ACTION ITEM
Could you please retype all of the records exactly, skipping any pictures?
▬▬▬▬▬▬▬▬▬▬
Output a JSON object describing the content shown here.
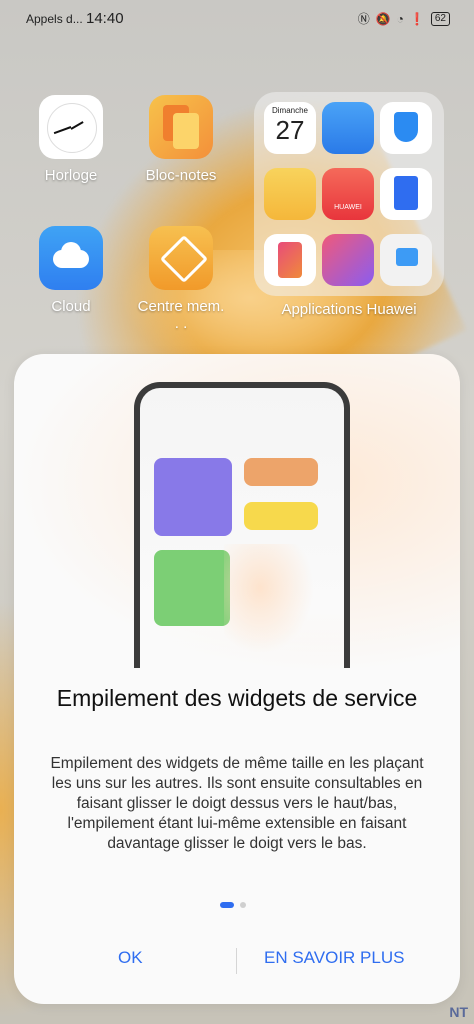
{
  "status_bar": {
    "carrier": "Appels d...",
    "time": "14:40",
    "battery": "62"
  },
  "home": {
    "apps": [
      {
        "label": "Horloge",
        "icon": "clock-icon"
      },
      {
        "label": "Bloc-notes",
        "icon": "notes-icon"
      },
      {
        "label": "Cloud",
        "icon": "cloud-icon"
      },
      {
        "label": "Centre mem. . .",
        "icon": "member-center-icon"
      }
    ],
    "folder": {
      "label": "Applications Huawei",
      "calendar_day_name": "Dimanche",
      "calendar_day": "27",
      "store_label": "HUAWEI"
    }
  },
  "dialog": {
    "title": "Empilement des widgets de service",
    "description": "Empilement des widgets de même taille en les plaçant les uns sur les autres. Ils sont ensuite consultables en faisant glisser le doigt dessus vers le haut/bas, l'empilement étant lui-même extensible en faisant davantage glisser le doigt vers le bas.",
    "ok_label": "OK",
    "more_label": "EN SAVOIR PLUS",
    "page_indicator": {
      "current": 1,
      "total": 2
    }
  },
  "watermark": "NT",
  "colors": {
    "accent": "#2f6df0"
  }
}
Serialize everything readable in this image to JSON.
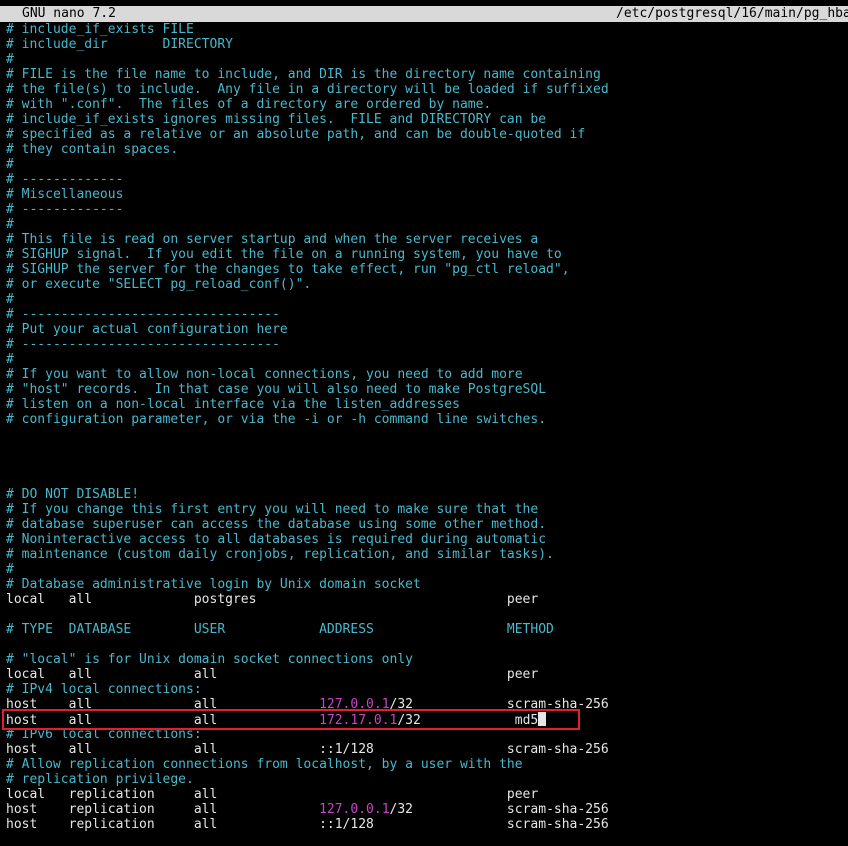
{
  "titlebar": {
    "app_name": "GNU nano 7.2",
    "file_path": "/etc/postgresql/16/main/pg_hba"
  },
  "colors": {
    "comment": "#48b8cc",
    "text": "#e6e6e6",
    "ip": "#c844c8",
    "highlight_box": "#e0202c",
    "titlebar_bg": "#d9d9d9"
  },
  "lines": {
    "l1": "# include_if_exists FILE",
    "l2": "# include_dir       DIRECTORY",
    "l3": "#",
    "l4": "# FILE is the file name to include, and DIR is the directory name containing",
    "l5": "# the file(s) to include.  Any file in a directory will be loaded if suffixed",
    "l6": "# with \".conf\".  The files of a directory are ordered by name.",
    "l7": "# include_if_exists ignores missing files.  FILE and DIRECTORY can be",
    "l8": "# specified as a relative or an absolute path, and can be double-quoted if",
    "l9": "# they contain spaces.",
    "l10": "#",
    "l11": "# -------------",
    "l12": "# Miscellaneous",
    "l13": "# -------------",
    "l14": "#",
    "l15": "# This file is read on server startup and when the server receives a",
    "l16": "# SIGHUP signal.  If you edit the file on a running system, you have to",
    "l17": "# SIGHUP the server for the changes to take effect, run \"pg_ctl reload\",",
    "l18": "# or execute \"SELECT pg_reload_conf()\".",
    "l19": "#",
    "l20": "# ---------------------------------",
    "l21": "# Put your actual configuration here",
    "l22": "# ---------------------------------",
    "l23": "#",
    "l24": "# If you want to allow non-local connections, you need to add more",
    "l25": "# \"host\" records.  In that case you will also need to make PostgreSQL",
    "l26": "# listen on a non-local interface via the listen_addresses",
    "l27": "# configuration parameter, or via the -i or -h command line switches.",
    "l32": "# DO NOT DISABLE!",
    "l33": "# If you change this first entry you will need to make sure that the",
    "l34": "# database superuser can access the database using some other method.",
    "l35": "# Noninteractive access to all databases is required during automatic",
    "l36": "# maintenance (custom daily cronjobs, replication, and similar tasks).",
    "l37": "#",
    "l38": "# Database administrative login by Unix domain socket",
    "l39": "local   all             postgres                                peer",
    "l41": "# TYPE  DATABASE        USER            ADDRESS                 METHOD",
    "l43": "# \"local\" is for Unix domain socket connections only",
    "l44": "local   all             all                                     peer",
    "l45": "# IPv4 local connections:",
    "l46a": "host    all             all             ",
    "l46ip": "127.0.0.1",
    "l46b": "/32            scram-sha-256",
    "l47a": "host    all             all             ",
    "l47ip": "172.17.0.1",
    "l47b": "/32            md5",
    "l48": "# IPv6 local connections:",
    "l49": "host    all             all             ::1/128                 scram-sha-256",
    "l50": "# Allow replication connections from localhost, by a user with the",
    "l51": "# replication privilege.",
    "l52": "local   replication     all                                     peer",
    "l53a": "host    replication     all             ",
    "l53ip": "127.0.0.1",
    "l53b": "/32            scram-sha-256",
    "l54": "host    replication     all             ::1/128                 scram-sha-256"
  }
}
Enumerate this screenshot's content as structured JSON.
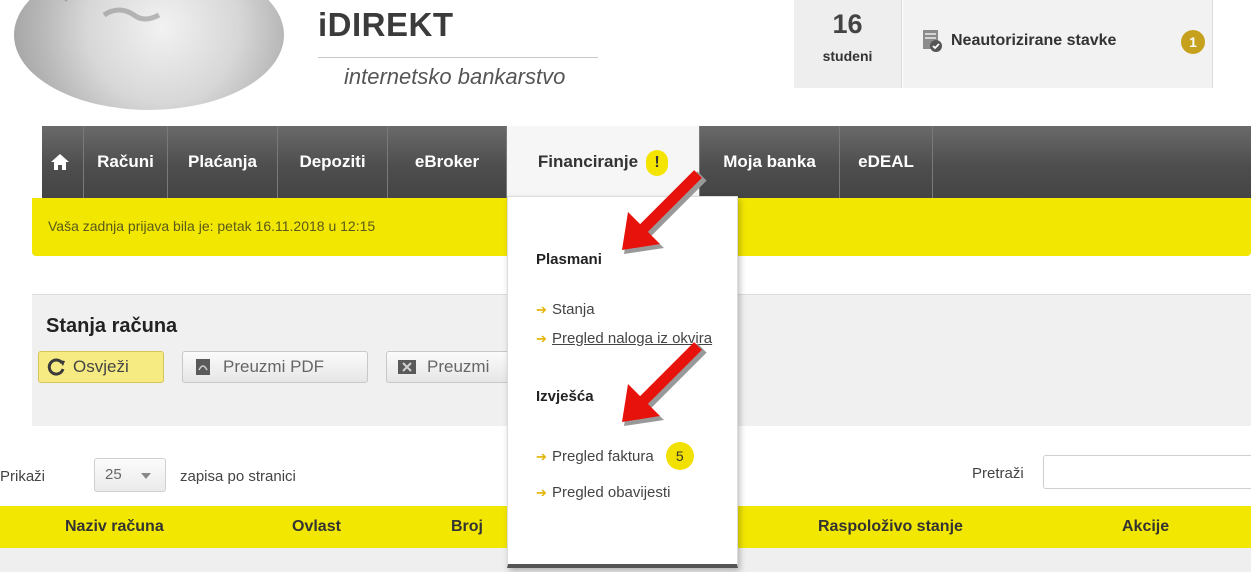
{
  "header": {
    "brand_title": "iDIREKT",
    "brand_subtitle": "internetsko bankarstvo",
    "date_day": "16",
    "date_month": "studeni",
    "unauthorized_label": "Neautorizirane stavke",
    "unauthorized_count": "1"
  },
  "nav": {
    "items": [
      {
        "label": "Računi"
      },
      {
        "label": "Plaćanja"
      },
      {
        "label": "Depoziti"
      },
      {
        "label": "eBroker"
      },
      {
        "label": "Financiranje"
      },
      {
        "label": "Moja banka"
      },
      {
        "label": "eDEAL"
      }
    ],
    "active_badge": "!"
  },
  "info_bar": {
    "text": "Vaša zadnja prijava bila je: petak 16.11.2018 u 12:15"
  },
  "dropdown": {
    "section1_title": "Plasmani",
    "section1_links": [
      {
        "label": "Stanja"
      },
      {
        "label": "Pregled naloga iz okvira"
      }
    ],
    "section2_title": "Izvješća",
    "section2_links": [
      {
        "label": "Pregled faktura",
        "badge": "5"
      },
      {
        "label": "Pregled obavijesti"
      }
    ]
  },
  "account_panel": {
    "title": "Stanja računa",
    "buttons": {
      "refresh": "Osvježi",
      "pdf": "Preuzmi PDF",
      "excel": "Preuzmi"
    }
  },
  "list_controls": {
    "show_label": "Prikaži",
    "page_size": "25",
    "per_page_label": "zapisa po stranici",
    "search_label": "Pretraži"
  },
  "table": {
    "columns": [
      "Naziv računa",
      "Ovlast",
      "Broj",
      "Raspoloživo stanje",
      "Akcije"
    ]
  },
  "colors": {
    "accent_yellow": "#f2e700",
    "nav_dark": "#4e4e4e",
    "arrow_red": "#e8120c"
  }
}
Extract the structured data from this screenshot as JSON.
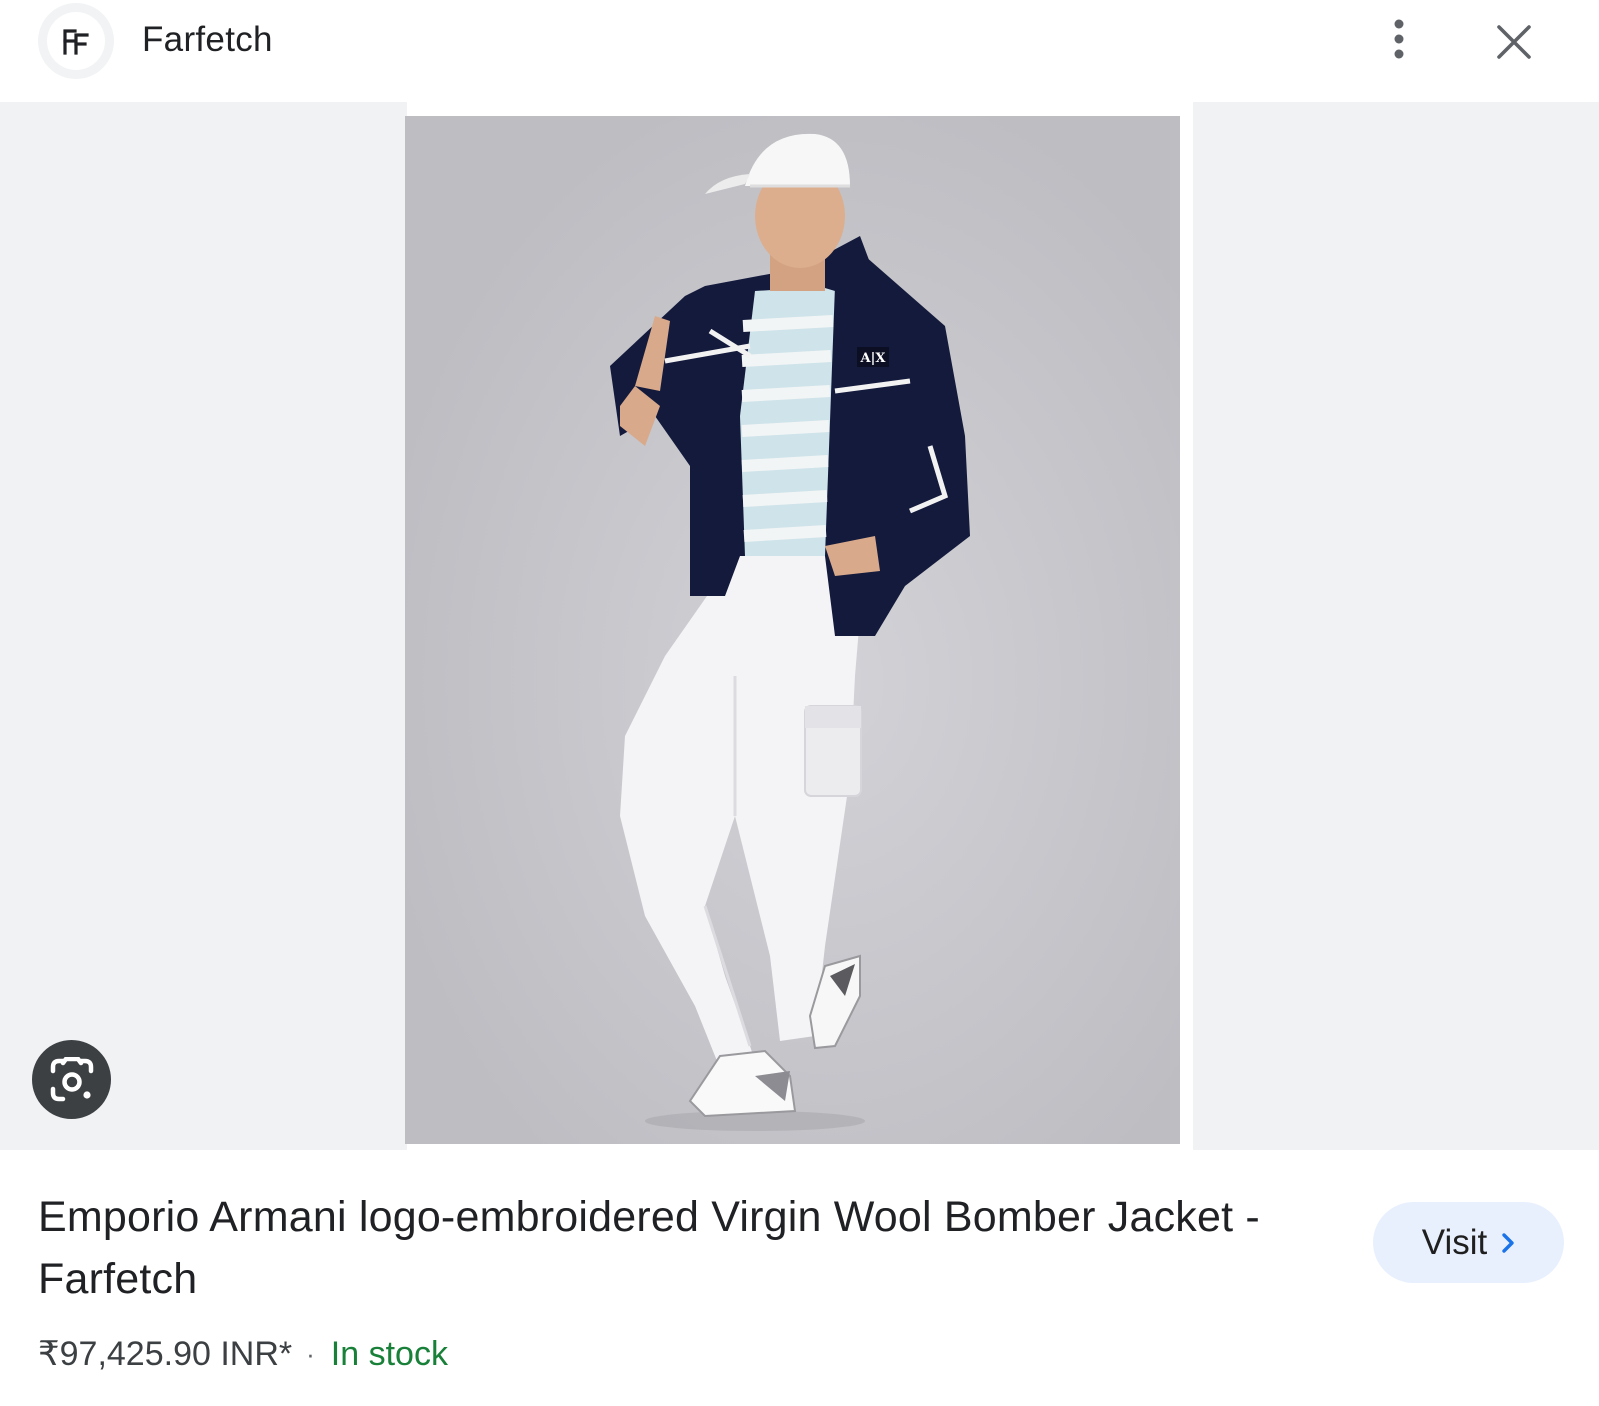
{
  "header": {
    "site_name": "Farfetch",
    "logo_icon": "farfetch-ff-logo",
    "more_icon": "more-vert-icon",
    "close_icon": "close-icon"
  },
  "image": {
    "alt": "Emporio Armani logo-embroidered Virgin Wool Bomber Jacket",
    "lens_icon": "google-lens-icon",
    "badge_text": "A|X"
  },
  "product": {
    "title": "Emporio Armani logo-embroidered Virgin Wool Bomber Jacket - Farfetch",
    "price": "₹97,425.90 INR*",
    "separator": "·",
    "availability": "In stock"
  },
  "actions": {
    "visit_label": "Visit",
    "visit_icon": "chevron-right-icon"
  },
  "colors": {
    "accent_blue": "#1a73e8",
    "visit_bg": "#e8f0fe",
    "stock_green": "#188038",
    "gallery_bg": "#f1f2f4"
  }
}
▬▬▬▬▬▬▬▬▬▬
RESULT
Output a JSON object describing the content shown here.
{
  "status_bar": {
    "carrier": "Appels d...",
    "time": "14:40",
    "battery": "62"
  },
  "home": {
    "apps": [
      {
        "label": "Horloge",
        "icon": "clock-icon"
      },
      {
        "label": "Bloc-notes",
        "icon": "notes-icon"
      },
      {
        "label": "Cloud",
        "icon": "cloud-icon"
      },
      {
        "label": "Centre mem. . .",
        "icon": "member-center-icon"
      }
    ],
    "folder": {
      "label": "Applications Huawei",
      "calendar_day_name": "Dimanche",
      "calendar_day": "27",
      "store_label": "HUAWEI"
    }
  },
  "dialog": {
    "title": "Empilement des widgets de service",
    "description": "Empilement des widgets de même taille en les plaçant les uns sur les autres. Ils sont ensuite consultables en faisant glisser le doigt dessus vers le haut/bas, l'empilement étant lui-même extensible en faisant davantage glisser le doigt vers le bas.",
    "ok_label": "OK",
    "more_label": "EN SAVOIR PLUS",
    "page_indicator": {
      "current": 1,
      "total": 2
    }
  },
  "watermark": "NT",
  "colors": {
    "accent": "#2f6df0"
  }
}
Serialize everything readable in this image to JSON.
{
  "titlebar": {
    "app_name": "GNU nano 7.2",
    "file_path": "/etc/postgresql/16/main/pg_hba"
  },
  "colors": {
    "comment": "#48b8cc",
    "text": "#e6e6e6",
    "ip": "#c844c8",
    "highlight_box": "#e0202c",
    "titlebar_bg": "#d9d9d9"
  },
  "lines": {
    "l1": "# include_if_exists FILE",
    "l2": "# include_dir       DIRECTORY",
    "l3": "#",
    "l4": "# FILE is the file name to include, and DIR is the directory name containing",
    "l5": "# the file(s) to include.  Any file in a directory will be loaded if suffixed",
    "l6": "# with \".conf\".  The files of a directory are ordered by name.",
    "l7": "# include_if_exists ignores missing files.  FILE and DIRECTORY can be",
    "l8": "# specified as a relative or an absolute path, and can be double-quoted if",
    "l9": "# they contain spaces.",
    "l10": "#",
    "l11": "# -------------",
    "l12": "# Miscellaneous",
    "l13": "# -------------",
    "l14": "#",
    "l15": "# This file is read on server startup and when the server receives a",
    "l16": "# SIGHUP signal.  If you edit the file on a running system, you have to",
    "l17": "# SIGHUP the server for the changes to take effect, run \"pg_ctl reload\",",
    "l18": "# or execute \"SELECT pg_reload_conf()\".",
    "l19": "#",
    "l20": "# ---------------------------------",
    "l21": "# Put your actual configuration here",
    "l22": "# ---------------------------------",
    "l23": "#",
    "l24": "# If you want to allow non-local connections, you need to add more",
    "l25": "# \"host\" records.  In that case you will also need to make PostgreSQL",
    "l26": "# listen on a non-local interface via the listen_addresses",
    "l27": "# configuration parameter, or via the -i or -h command line switches.",
    "l32": "# DO NOT DISABLE!",
    "l33": "# If you change this first entry you will need to make sure that the",
    "l34": "# database superuser can access the database using some other method.",
    "l35": "# Noninteractive access to all databases is required during automatic",
    "l36": "# maintenance (custom daily cronjobs, replication, and similar tasks).",
    "l37": "#",
    "l38": "# Database administrative login by Unix domain socket",
    "l39": "local   all             postgres                                peer",
    "l41": "# TYPE  DATABASE        USER            ADDRESS                 METHOD",
    "l43": "# \"local\" is for Unix domain socket connections only",
    "l44": "local   all             all                                     peer",
    "l45": "# IPv4 local connections:",
    "l46a": "host    all             all             ",
    "l46ip": "127.0.0.1",
    "l46b": "/32            scram-sha-256",
    "l47a": "host    all             all             ",
    "l47ip": "172.17.0.1",
    "l47b": "/32            md5",
    "l48": "# IPv6 local connections:",
    "l49": "host    all             all             ::1/128                 scram-sha-256",
    "l50": "# Allow replication connections from localhost, by a user with the",
    "l51": "# replication privilege.",
    "l52": "local   replication     all                                     peer",
    "l53a": "host    replication     all             ",
    "l53ip": "127.0.0.1",
    "l53b": "/32            scram-sha-256",
    "l54": "host    replication     all             ::1/128                 scram-sha-256"
  }
}
Enumerate this screenshot's content as structured JSON.
{
  "header": {
    "brand_title": "iDIREKT",
    "brand_subtitle": "internetsko bankarstvo",
    "date_day": "16",
    "date_month": "studeni",
    "unauthorized_label": "Neautorizirane stavke",
    "unauthorized_count": "1"
  },
  "nav": {
    "items": [
      {
        "label": "Računi"
      },
      {
        "label": "Plaćanja"
      },
      {
        "label": "Depoziti"
      },
      {
        "label": "eBroker"
      },
      {
        "label": "Financiranje"
      },
      {
        "label": "Moja banka"
      },
      {
        "label": "eDEAL"
      }
    ],
    "active_badge": "!"
  },
  "info_bar": {
    "text": "Vaša zadnja prijava bila je: petak 16.11.2018 u 12:15"
  },
  "dropdown": {
    "section1_title": "Plasmani",
    "section1_links": [
      {
        "label": "Stanja"
      },
      {
        "label": "Pregled naloga iz okvira"
      }
    ],
    "section2_title": "Izvješća",
    "section2_links": [
      {
        "label": "Pregled faktura",
        "badge": "5"
      },
      {
        "label": "Pregled obavijesti"
      }
    ]
  },
  "account_panel": {
    "title": "Stanja računa",
    "buttons": {
      "refresh": "Osvježi",
      "pdf": "Preuzmi PDF",
      "excel": "Preuzmi"
    }
  },
  "list_controls": {
    "show_label": "Prikaži",
    "page_size": "25",
    "per_page_label": "zapisa po stranici",
    "search_label": "Pretraži"
  },
  "table": {
    "columns": [
      "Naziv računa",
      "Ovlast",
      "Broj",
      "Raspoloživo stanje",
      "Akcije"
    ]
  },
  "colors": {
    "accent_yellow": "#f2e700",
    "nav_dark": "#4e4e4e",
    "arrow_red": "#e8120c"
  }
}
Extract the structured data from this screenshot as JSON.
{
  "header": {
    "site_name": "Farfetch",
    "logo_icon": "farfetch-ff-logo",
    "more_icon": "more-vert-icon",
    "close_icon": "close-icon"
  },
  "image": {
    "alt": "Emporio Armani logo-embroidered Virgin Wool Bomber Jacket",
    "lens_icon": "google-lens-icon",
    "badge_text": "A|X"
  },
  "product": {
    "title": "Emporio Armani logo-embroidered Virgin Wool Bomber Jacket - Farfetch",
    "price": "₹97,425.90 INR*",
    "separator": "·",
    "availability": "In stock"
  },
  "actions": {
    "visit_label": "Visit",
    "visit_icon": "chevron-right-icon"
  },
  "colors": {
    "accent_blue": "#1a73e8",
    "visit_bg": "#e8f0fe",
    "stock_green": "#188038",
    "gallery_bg": "#f1f2f4"
  }
}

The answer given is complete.